We’re proud of throwing snowballs at Santa Claus, batteries at ball players, and shooting flares into crowds. We’re proud of being hellish fans. Drinking is so heavy at Eagles’ games that there is a district judge in the bowels of the Lincoln Financial Field who metes out justice to the inebriated and unruly. Yet, we also have each other’s backs.
It’s a city of neighborhoods and even more so, it’s a city of neighbors. It’s a place where you can still knock on someone’s door and ask for a bottle opener or for help changing a flat tire. This isn’t Southern hospitality, but this is The City of Brotherly Love, meaning you keep it in the family. You look out for one another and really no one else.
There is also an inherent strangeness to the city. It is home to the oldest folk parade in the United States, the Mummers Parade. Tens of thousands of people dress up around the city essentially as extravagant clowns and Philadelphians take to the streets to drink and celebrate the New Year.
It’s something you have to see to understand. However, if you’re not from Philadelphia and you find yourself on Broad Street on New Year’s Day, you might think you entered another dimension; one full of dancing lobsters, feathered jesters and out of tune string music.

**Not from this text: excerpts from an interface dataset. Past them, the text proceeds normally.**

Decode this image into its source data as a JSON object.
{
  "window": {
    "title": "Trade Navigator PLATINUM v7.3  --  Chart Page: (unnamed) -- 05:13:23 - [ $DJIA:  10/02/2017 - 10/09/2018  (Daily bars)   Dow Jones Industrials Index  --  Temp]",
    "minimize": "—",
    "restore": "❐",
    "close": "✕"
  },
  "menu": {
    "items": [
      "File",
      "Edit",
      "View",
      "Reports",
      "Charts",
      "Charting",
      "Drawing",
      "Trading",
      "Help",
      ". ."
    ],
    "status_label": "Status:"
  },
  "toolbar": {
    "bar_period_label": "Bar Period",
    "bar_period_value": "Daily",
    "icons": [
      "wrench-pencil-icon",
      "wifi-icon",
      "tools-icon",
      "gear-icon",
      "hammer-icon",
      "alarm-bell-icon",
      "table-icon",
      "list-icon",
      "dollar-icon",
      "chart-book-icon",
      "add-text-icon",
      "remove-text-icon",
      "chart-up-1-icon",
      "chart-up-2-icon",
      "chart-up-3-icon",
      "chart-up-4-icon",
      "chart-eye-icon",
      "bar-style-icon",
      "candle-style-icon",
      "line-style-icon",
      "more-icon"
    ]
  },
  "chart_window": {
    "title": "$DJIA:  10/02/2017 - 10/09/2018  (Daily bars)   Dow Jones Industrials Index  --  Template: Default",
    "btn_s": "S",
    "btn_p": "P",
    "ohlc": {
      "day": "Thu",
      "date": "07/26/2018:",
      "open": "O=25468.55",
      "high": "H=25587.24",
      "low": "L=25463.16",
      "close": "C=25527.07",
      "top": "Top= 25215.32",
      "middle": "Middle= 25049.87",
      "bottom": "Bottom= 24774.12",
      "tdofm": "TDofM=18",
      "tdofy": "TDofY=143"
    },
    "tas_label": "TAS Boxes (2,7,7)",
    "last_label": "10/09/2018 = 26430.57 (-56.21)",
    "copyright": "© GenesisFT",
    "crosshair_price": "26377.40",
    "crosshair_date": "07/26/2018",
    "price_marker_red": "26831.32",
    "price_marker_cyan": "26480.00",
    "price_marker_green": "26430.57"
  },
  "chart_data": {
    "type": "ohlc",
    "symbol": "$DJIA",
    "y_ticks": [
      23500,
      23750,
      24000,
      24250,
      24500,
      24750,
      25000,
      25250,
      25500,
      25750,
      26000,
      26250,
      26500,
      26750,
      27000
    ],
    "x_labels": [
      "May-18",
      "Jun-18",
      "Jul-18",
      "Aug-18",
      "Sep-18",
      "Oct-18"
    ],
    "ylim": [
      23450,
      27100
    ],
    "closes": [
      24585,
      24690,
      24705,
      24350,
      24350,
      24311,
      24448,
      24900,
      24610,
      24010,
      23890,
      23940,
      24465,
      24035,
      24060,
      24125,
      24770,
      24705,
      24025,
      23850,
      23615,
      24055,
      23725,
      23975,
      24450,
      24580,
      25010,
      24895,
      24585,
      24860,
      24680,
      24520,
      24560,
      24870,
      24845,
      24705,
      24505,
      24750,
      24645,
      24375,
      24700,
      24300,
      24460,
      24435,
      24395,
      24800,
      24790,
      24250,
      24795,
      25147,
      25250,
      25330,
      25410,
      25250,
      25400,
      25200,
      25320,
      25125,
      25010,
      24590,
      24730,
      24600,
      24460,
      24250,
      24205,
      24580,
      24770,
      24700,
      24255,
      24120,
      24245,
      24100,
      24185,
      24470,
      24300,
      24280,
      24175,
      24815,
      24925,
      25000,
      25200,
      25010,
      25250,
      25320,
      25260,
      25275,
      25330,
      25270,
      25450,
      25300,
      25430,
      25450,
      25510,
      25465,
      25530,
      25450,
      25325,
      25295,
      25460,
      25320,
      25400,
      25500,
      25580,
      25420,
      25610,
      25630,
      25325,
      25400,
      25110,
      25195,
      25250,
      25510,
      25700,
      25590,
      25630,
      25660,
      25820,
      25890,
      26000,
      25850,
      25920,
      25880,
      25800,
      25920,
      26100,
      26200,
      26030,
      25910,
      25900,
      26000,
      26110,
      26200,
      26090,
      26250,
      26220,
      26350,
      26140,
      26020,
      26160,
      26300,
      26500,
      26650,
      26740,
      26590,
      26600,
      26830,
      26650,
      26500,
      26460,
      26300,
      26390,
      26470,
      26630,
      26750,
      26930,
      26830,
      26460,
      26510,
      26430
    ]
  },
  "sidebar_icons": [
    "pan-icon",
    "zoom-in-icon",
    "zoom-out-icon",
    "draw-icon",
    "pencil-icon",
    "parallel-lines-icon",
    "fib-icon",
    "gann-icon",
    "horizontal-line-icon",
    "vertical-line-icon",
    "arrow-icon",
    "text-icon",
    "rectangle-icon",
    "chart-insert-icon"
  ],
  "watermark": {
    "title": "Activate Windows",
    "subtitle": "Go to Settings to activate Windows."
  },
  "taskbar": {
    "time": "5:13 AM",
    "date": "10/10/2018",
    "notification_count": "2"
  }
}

When the Eagles won the Superbowl this year, fans not only embraced the title of “underdog,” they literally became it. Wearing dog masks and barking at competitors. When they won, the Eagles’ starting center, Jason Kelce, led the parade of fans in singing the Philadelphia Union fight song:
We’re from Philly, Fucking Philly, No one likes us, We don’t care, No one likes us, No one likes us, No one likes us, We don’t care!
Before the Superbowl, poles were preemptively greased with Crisco in an effort to keep celebrators from climbing them, but it’s hard to stop an underdog on their way up. During the celebration, people were shooting fireworks into the air and standing on top of cars and hotel overheads, breaking them down and essentially destroying the city they were cheering for.
When a keg dropped over a seven foot metal gate, my brother turned to a cop who was standing next to him and asked if this was all okay. I don’t blame him for the stupid question, he’s been living in Boston for five years. The cop looked at him and with a shrug said, “This is for The Birds. This is for Philly, so yes it is, but also no.”
It’s one of the most historical cities in the United States, but a fictionalized character of a boxer is more idolized than Ben Franklin, William Penn or any other figure who actually lived there, including George Washington.
Philadelphians identify with Rocky so much because the city is as important a character in the movie as the fighter himself. Rocky wouldn’t be Rocky if there was no Philly. He wouldn’t exist. Only Philadelphia could breed such an underdog story and only Philadelphians could have such pride in a fictional character that they treat him as though he were real.
Philly doesn’t expect your frills. It doesn’t care.